The show ends with a showstopper – travelling Vegas-style singer Zoe Struthers played by Olivia Ramsay. I found this monologue felt somewhat out of place, as all previous five are relatively normal, everyday characters but Struthers is extreme – and Ramsay played it to absolute extreme, with smeared make-up and cartoon-like facial expressions. Possibly some of the potential tragedy of this character may have been lost through the melodrama of the performance, but it also was hindered by some technical issues. Unfortunately during the performance there were several technical cues missed which did slow the flow somewhat, but I am sure that they will be sorted as the season progresses.

There are a lot of choices at Fringe time, but if you are interested in checking out the work of some raw young talent, get yourself to Wick Studios for Bombshells.

Bombshells is playing in Studio A at Wick Studios, 23-25 Leslie St, Brunswick

Monday-Sunday at 7:30 and Sat-Sun Matinees 1:30 September 22-27

Tickets are available through melbournefringe.com.au

Preview $20, Full $25, Conc. $25 Cheap Tuesday $15

REVIEW: Human Sacrifice Theatre Presents THE LONG RED ROAD

Worth the wait

By Myron My

The Australian premiere of Brett C. Leonard’s The Long Red Road follows six individuals all facing their own demons and struggles. Set in the heart of America, the name of the play is a Native American term for the journey toward redemption and inner peace. In this instance, the focus rests on the relationship between brothers Bob and Sam, and the effects of a tragic accident.

The Long Red Road

The first act begins with numerous mini-scenes peering into the lives of the six characters, and as such, the story moves at an incredibly slow pace. The attempts to provide insight into the turmoil and anguish they are facing result in actually knowing very little about these people, so until the end of the first act, I cared very little about these people. To be perfectly honest, I could have done without this act altogether and would have preferred to get right into the heart of the story found in the second act.

Having the stage set in the middle of the space with the audience on either side gave a voyeuristic feel to the show, with these characters’ lives on display for everyone, with nowhere for them to hide. The downside is, depending on where exactly you were seated, you could miss out on some small but pivotal moments as I did between characters Bob and Tasha.

The set design itself though worked well with the bedrooms of each home situated on opposite ends of the stage and the universal communal areas being shared in the middle of the space, giving you the sense of interconnectedness between these people. Another effective staging decision was the projections on both sides of the wall, further enhancing the environment we were in. In particular, this was perfectly executed in the final dramatic moments of the show.

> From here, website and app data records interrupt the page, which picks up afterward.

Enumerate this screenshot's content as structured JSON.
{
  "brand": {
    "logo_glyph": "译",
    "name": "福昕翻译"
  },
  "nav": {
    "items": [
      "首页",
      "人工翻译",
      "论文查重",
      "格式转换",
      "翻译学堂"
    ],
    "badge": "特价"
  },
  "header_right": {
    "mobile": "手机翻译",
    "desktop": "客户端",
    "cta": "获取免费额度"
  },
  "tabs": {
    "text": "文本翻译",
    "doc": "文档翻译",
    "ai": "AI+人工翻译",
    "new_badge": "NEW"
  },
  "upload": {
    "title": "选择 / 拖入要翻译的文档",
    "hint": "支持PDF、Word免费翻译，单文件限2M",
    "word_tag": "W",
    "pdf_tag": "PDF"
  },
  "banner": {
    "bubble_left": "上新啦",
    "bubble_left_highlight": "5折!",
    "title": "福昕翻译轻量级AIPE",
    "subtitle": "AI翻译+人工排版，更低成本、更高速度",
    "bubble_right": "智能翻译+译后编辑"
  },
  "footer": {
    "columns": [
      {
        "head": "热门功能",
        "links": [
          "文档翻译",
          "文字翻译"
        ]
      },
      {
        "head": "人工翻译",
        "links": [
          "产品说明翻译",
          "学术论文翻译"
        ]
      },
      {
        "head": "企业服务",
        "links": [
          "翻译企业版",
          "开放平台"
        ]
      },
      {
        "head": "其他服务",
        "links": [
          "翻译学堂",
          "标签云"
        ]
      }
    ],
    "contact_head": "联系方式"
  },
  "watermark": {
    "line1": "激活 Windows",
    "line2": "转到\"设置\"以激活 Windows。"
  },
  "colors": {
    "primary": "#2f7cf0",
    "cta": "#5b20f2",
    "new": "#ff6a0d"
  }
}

Under the direction of David Myles, the whole cast does very well with their American accents and in their portrayals of the emotionally demanding characters. Anjelica Angwin and Marissa O’Reilly’s unfortunately few scenes together spoke volumes with very little dialogue in their relationship as estranged mother and daughter, Sandra and Tasha. Liza Meagher as the innocent Annie is a nice contrast to the damaged Sam, played by Mark Diaco. Diaco and Lee Mason (Bob) are the standouts as the two siblings who play their roles with raw honesty and convincing emotion. Rounding out the cast is Red Horse as Clifton, who also performs the evocatively haunting musical score for the play.

The Long Red Road is a tragic story about the effects of alcohol not only on individuals but also on those around them and in some aspects, on society itself.  Some excellent performances and highly effective technical designs make it worth getting through those first forty minutes.

Venue: fortyfive downstairs, 45 Flinders Lane, Melbourne
Season: Until 9 August| Tues- Sat 7:30pm, Sun 5:30pm
Tickets: $33 Full | $28 Conc
Bookings: fortyfive downstairs or 9662 9966